Software is an ever changing field which empowers people to create tools to solve an infinite number of problems. Open Source is the foundation of that growth, without it, we'd all be scrambling to solve problems like headless chickens rather than working as a global collective. Open Source projects are dear to Grafite, as such we've collected their documentation into one simple place. Feel free to continue reading about our philosophies but if you're looking for specific packages check out the search or tabs above.
We firmly believe that great projects start simple and only add features that are necessary to provide optimal functionality. Unlike a sculptor who carves away the inessentials, software is like a piece of art, the developer like the illustrator begins with simple contours and adds details as needed to tell the story. We follow convention over customization as much as possible. In an ideal world software when read has no persona to it, but, we also adhere to making readability the highest order. Computer's can read code far better than any human can, so we believe its best to write code that a person can read. In the end six months from now when you're reading your code, its you who has to understand it.
When developing packages we do our best to separate concerns and keep the data flow as simple as possible. Our packages follow semantic versioning and are often aimed to maintain a long term support by detaching themselves from a code base as much as possible.
Grafite follows a modular growth structure through the use of packages. We believe that if the code is reusable enough it can become its own package. If an application needs to deviate from the package enough then the package can be transfered into the application's base code. All projects are different and require analysis to determine the best course of action. As such, we have developed packages to handle anything from subscription based applications, to CMS integration and even custom e-commerce platforms.
Code has a Short Life¶
We believe in creating tools that help people build amazing things, but in that same context we know that not all things last long. Sometimes we devlop packages that need to be discarded. Sometimes features get removed if they prove to not serve a purpose. All code has an expiration date connected to it, as the infrastructure changes and the maintainers come and go. Though we aim to provide long lasting packages we hold firmly to the idea, that sometimes writing something all over again is the only way forward.

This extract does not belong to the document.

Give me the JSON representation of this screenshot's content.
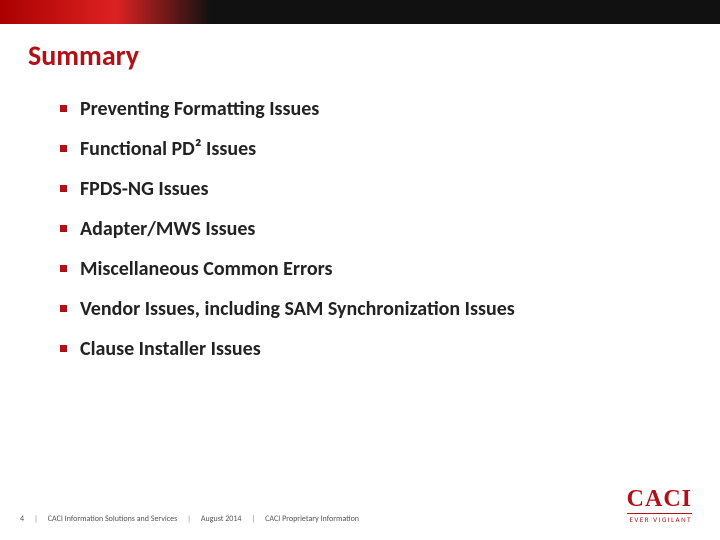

We're not perfect¶
If you think we're nuts please provide a reason, but we're always happy to discuss design pattern ideas and implementations.